CTI: Why did you choose SHoW DMX Vero™ for your wireless DMX?
JB: We used it because Steve and I have used Show DMX before successfully. We only needed one universe or less. I was worried that the AT&T Cell tower array mounted 15 feet higher might cause some problems but it's been working flawlessly.
CTI: Did you do any preliminary testing of either the LED installation or the wireless control?
JB: Due to the quick time constraints our testing of the system was the soft opening or night before while were programming. We had confidence that it would work.
CTI: What impact has this lighting installation had on the Stamford area?

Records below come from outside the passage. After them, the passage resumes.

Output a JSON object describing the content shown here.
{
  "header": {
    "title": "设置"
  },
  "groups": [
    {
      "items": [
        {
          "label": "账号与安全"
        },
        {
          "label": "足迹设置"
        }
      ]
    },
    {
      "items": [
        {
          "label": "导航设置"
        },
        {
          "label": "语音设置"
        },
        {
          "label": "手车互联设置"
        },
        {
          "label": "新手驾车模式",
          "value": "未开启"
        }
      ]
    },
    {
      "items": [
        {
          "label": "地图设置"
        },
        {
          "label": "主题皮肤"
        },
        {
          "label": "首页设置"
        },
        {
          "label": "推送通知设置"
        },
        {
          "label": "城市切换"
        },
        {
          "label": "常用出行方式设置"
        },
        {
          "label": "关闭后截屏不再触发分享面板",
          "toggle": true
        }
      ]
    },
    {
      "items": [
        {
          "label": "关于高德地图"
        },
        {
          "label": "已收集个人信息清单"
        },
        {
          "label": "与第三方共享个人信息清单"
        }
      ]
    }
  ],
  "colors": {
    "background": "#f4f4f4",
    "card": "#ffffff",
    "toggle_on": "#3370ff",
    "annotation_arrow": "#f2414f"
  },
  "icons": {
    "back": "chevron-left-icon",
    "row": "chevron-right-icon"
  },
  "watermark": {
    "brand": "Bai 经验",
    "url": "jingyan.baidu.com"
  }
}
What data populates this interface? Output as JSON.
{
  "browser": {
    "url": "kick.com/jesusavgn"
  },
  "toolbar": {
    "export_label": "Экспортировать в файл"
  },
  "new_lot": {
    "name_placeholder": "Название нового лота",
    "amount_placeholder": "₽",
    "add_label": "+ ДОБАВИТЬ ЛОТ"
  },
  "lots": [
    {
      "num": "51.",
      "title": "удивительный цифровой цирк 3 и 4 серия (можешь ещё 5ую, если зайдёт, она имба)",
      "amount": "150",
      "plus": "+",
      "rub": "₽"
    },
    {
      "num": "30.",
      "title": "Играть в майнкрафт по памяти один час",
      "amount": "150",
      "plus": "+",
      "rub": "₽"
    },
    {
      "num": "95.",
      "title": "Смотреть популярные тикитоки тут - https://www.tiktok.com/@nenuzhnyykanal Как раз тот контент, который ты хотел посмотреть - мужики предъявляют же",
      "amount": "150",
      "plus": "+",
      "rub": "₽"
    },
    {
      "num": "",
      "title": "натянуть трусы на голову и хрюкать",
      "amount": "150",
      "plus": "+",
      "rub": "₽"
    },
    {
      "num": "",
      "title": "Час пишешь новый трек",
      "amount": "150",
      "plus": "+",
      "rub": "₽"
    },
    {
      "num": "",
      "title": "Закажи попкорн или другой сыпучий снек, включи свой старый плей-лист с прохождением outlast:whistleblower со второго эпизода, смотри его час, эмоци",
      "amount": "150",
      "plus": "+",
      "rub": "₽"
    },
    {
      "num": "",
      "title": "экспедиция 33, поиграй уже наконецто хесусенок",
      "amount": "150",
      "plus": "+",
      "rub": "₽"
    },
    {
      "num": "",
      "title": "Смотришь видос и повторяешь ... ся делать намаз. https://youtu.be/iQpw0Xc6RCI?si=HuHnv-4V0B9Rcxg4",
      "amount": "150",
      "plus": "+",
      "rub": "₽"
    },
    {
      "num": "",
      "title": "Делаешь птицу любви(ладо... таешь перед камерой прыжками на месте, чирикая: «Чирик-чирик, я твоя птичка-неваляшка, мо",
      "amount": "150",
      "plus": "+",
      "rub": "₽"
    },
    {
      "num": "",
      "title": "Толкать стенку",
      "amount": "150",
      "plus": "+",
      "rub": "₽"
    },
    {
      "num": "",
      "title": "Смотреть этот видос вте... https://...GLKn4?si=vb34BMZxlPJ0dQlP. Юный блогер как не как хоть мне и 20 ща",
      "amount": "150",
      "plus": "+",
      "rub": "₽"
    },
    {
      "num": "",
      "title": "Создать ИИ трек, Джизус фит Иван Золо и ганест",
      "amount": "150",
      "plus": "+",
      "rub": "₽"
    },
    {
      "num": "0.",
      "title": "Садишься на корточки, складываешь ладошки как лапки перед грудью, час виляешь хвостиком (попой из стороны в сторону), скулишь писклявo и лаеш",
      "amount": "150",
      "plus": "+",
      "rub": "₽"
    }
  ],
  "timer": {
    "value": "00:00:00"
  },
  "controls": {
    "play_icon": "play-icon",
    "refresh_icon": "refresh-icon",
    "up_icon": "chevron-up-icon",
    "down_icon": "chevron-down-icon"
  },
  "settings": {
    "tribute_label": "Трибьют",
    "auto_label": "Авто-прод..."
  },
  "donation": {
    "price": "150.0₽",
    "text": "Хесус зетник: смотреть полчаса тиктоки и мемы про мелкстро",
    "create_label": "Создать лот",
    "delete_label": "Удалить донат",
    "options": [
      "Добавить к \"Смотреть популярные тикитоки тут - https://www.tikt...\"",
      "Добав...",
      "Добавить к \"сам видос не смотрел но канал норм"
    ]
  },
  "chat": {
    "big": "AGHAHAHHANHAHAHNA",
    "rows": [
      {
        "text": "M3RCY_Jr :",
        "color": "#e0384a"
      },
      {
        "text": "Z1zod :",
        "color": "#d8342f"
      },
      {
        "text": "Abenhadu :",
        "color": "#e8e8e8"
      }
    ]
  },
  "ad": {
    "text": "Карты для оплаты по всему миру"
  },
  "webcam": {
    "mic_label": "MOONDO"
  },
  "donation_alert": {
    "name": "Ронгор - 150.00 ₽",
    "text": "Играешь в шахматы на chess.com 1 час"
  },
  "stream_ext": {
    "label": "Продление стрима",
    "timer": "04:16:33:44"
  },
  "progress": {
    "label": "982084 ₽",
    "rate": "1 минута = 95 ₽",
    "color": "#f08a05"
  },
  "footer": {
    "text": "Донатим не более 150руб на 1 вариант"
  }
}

JB: This installation has been a huge hit in the Stamford area and indeed for anyone driving to any part of New England up or down I-95. It can be seen for a long stretch in both directions. Most of the time people are sitting in slow moving traffic. It feels great to be able to brighten up their commute. Stamford is the gateway to New England and they feel this installation has put them on the map. Their goal is to present a revitalized downtown. The city officials feel that this is a big visual step toward their goal of presenting the city in a positive light. There are future ideas that tie in with this installation to bring a pathway of lighting into the town from the train station, creating a virtual walkway of light.
CTI: What was your overall experience in working with City Theatrical equipment on this installation?
JB: The Vero was actually the least worrisome part of the entire installation. I thought, “Great, we can buy something that we are sure is going to work. Now we just have to make everything else work.”
CTI: Would you have done anything differently in hindsight?
JB: Some products we used have been tried and proven to be reliable. Others are so new that we can only hope they will be reliable. In some ways this installation is a test case. The LED Neon company who provided us with the material had never had a project of this scale done with their products. They were asking us how to do it. We had to invent some ways to make it work for our needs. I continue to touch up programming. Unfortunately the budget did not allow for setting up a network I could access from the internet nor allow for a camera directed at the building. This would allow me and the rest of the design team to upload programming from home and look at the results online. This is something that the city of Stamford is working on. They in fact want to have this installation live on their website, and in the future perhaps take it to the classroom for students to design special segments throughout the year.
24- Philips Color Kinetics ColorBlast 12 Powercore LED fixtures
2- Data enabler Pro
1- Pharos Controller DMX one universe
2- City Theatrical SHoW DMX Vero Net Transceiver (one set as transmitter, one as receiver)
1400 Feet LED Neon Flex
40- RGB Neon Flex controllers
1- 8 Channel Pathway Connectivity DMX Opto Splitter
Night view of the station
One entrance to the station for commuters
Climbing the walls
Installing the LEDs in the building's concrete channels
SHoW DMX Vero Net wireless DMX
LED stripes in the channels with LED washes on the flat walls
Designer Jamie Burnett